The Appalachian Mountain Club runs 8 rustic, but comparatively luxurious mountain huts in New Hampshire’s White Mountains, all located in spectacular locations. Listed south to north, these include
- Lonesome Lake Hut, located on a glacial lake on Canon Mountain
- Greenleaf Hut, just above treeline on Mt. Lafayette
- Galehead Hut, in the midst of the Pemigewasset Wilderness Area
- Zealand Falls Hut, located next to spectacular waterfalls
- Mizpah Spring Hut, located near Crawford Notch
- Lakes of the Clouds Hut, located on the southern shoulder of Mt Washington
- Madison Spring Hut, located at the base of the summit cone of Mt. Madison
- Carter Notch Hut, located at the foot of Carter Dome and Wildcat A
All of them were constructed close to the Appalachian Trail to permit hut-to-hut traverses through the White Mountains. Inside, hikers sleep in separate male and female bunk rooms that house anywhere from 40 to 90 visitors a night. Two meals, breakfast and dinner, are served in a common dining area, and all of the huts have been now upgraded with running water and toilets, but there are no showers or baths.
The huts are manned by workers called croo, formerly called Hut Men, back in the old days when the the huts were almost exclusively staffed by men. Each hut’s croo is responsible for taking care of guests, cooking meals and educating them about the unique environmental and natural resources in the region.
In addition, the croo is often called upon as first responders in an emergency and is responsible for carrying food and supplies up to the huts several times a week. The preferred method for hauling these loads over the years is still the packboard, with loads ranging from 85 to 100 lbs. Boxes of fruit, eggs, vegetables, flower and even an occasional six pack of beer are humped up on these packboards several times per week to feed hungry visitors. Climbing 3,000 ft with one of these loads is not for the faint-hearted, but it’s a great way for the croo, including this fellow, to stay in shape.
Greenleaf Hut was completed in 1930. It sits at 4,222 ft, about 1,000 ft below the summit of Mt. Lafayette, and overlooks Franconia Notch. During the day it is open to passing hikers and is a reliable place to fill up water bottles and reservoirs with potable water.
Most of the AMC huts are only open from late spring through early autumn, but several, including Lonesome Lake, Zealand Falls and Carter Notch are also open in winter. Getting to these huts in winter can be very challenging because guests need to snowshoe or ski into them. Depending on conditions, full winter gear may be required, and knowing how to traverse avalanche terrain safely is important.

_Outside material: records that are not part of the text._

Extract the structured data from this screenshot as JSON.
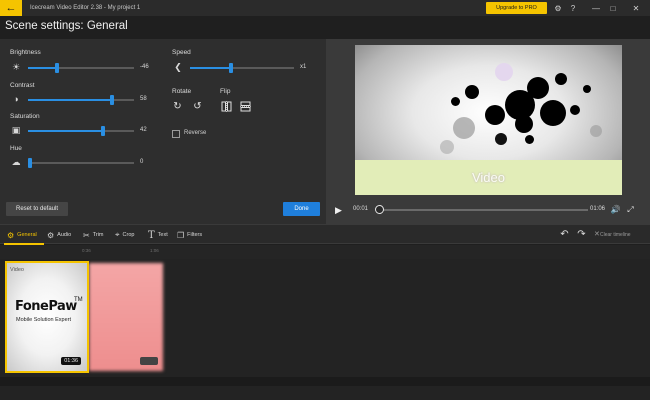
{
  "titlebar": {
    "app_title": "Icecream Video Editor 2.38  -  My project 1",
    "upgrade_label": "Upgrade to PRO",
    "back_icon": "arrow-left-icon"
  },
  "scene": {
    "title": "Scene settings: General"
  },
  "controls": {
    "brightness": {
      "label": "Brightness",
      "value": "-46",
      "level": 0.27
    },
    "contrast": {
      "label": "Contrast",
      "value": "58",
      "level": 0.79
    },
    "saturation": {
      "label": "Saturation",
      "value": "42",
      "level": 0.71
    },
    "hue": {
      "label": "Hue",
      "value": "0",
      "level": 0.02
    },
    "speed": {
      "label": "Speed",
      "value": "x1",
      "level": 0.39
    },
    "rotate_label": "Rotate",
    "flip_label": "Flip",
    "reverse_label": "Reverse",
    "reset_label": "Reset to default",
    "done_label": "Done"
  },
  "preview": {
    "caption": "Video",
    "time_current": "00:01",
    "time_end": "01:06",
    "progress": 0.05
  },
  "toolbar": {
    "tools": [
      "General",
      "Audio",
      "Trim",
      "Crop",
      "Text",
      "Filters"
    ],
    "active_tool": "General",
    "clear_label": "Clear timeline"
  },
  "ruler": {
    "ticks": [
      "0:36",
      "1:06"
    ]
  },
  "timeline": {
    "clip1": {
      "label": "Video",
      "logo": "FonePaw",
      "tm": "TM",
      "tagline": "Mobile Solution Expert",
      "duration": "01:36"
    }
  },
  "colors": {
    "accent": "#f5c400",
    "primary": "#1f7fdc",
    "slider": "#2a8fe3"
  }
}
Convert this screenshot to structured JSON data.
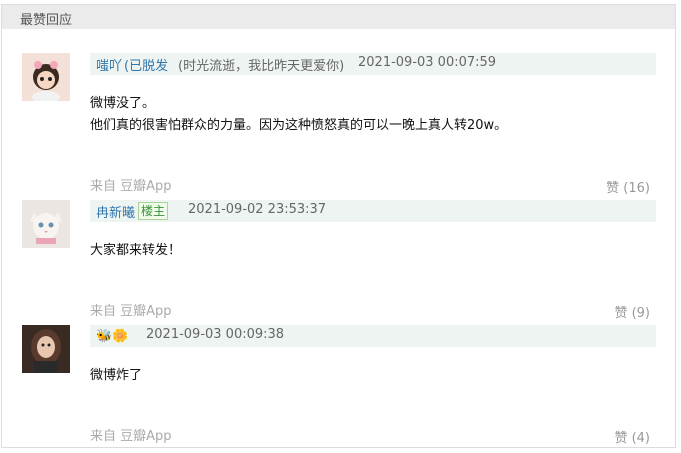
{
  "section_title": "最赞回应",
  "comments": [
    {
      "author": "嗤吖",
      "status": "(已脱发",
      "signature": "(时光流逝，我比昨天更爱你)",
      "time": "2021-09-03 00:07:59",
      "lines": [
        "微博没了。",
        "他们真的很害怕群众的力量。因为这种愤怒真的可以一晚上真人转20w。"
      ],
      "source": "来自 豆瓣App",
      "likes": "赞 (16)"
    },
    {
      "author": "冉新曦",
      "badge": "楼主",
      "time": "2021-09-02 23:53:37",
      "lines": [
        "大家都来转发！"
      ],
      "source": "来自 豆瓣App",
      "likes": "赞 (9)"
    },
    {
      "author_emoji": "🐝🌼",
      "time": "2021-09-03 00:09:38",
      "lines": [
        "微博炸了"
      ],
      "source": "来自 豆瓣App",
      "likes": "赞 (4)"
    }
  ],
  "colors": {
    "author": "#3377aa",
    "meta_bg": "#eef4f2",
    "header_bg": "#ebebeb",
    "muted": "#aaaaaa"
  }
}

Most Popular Searches
- greenleaf hut
- lonesome lake hut
- lake of the clouds hut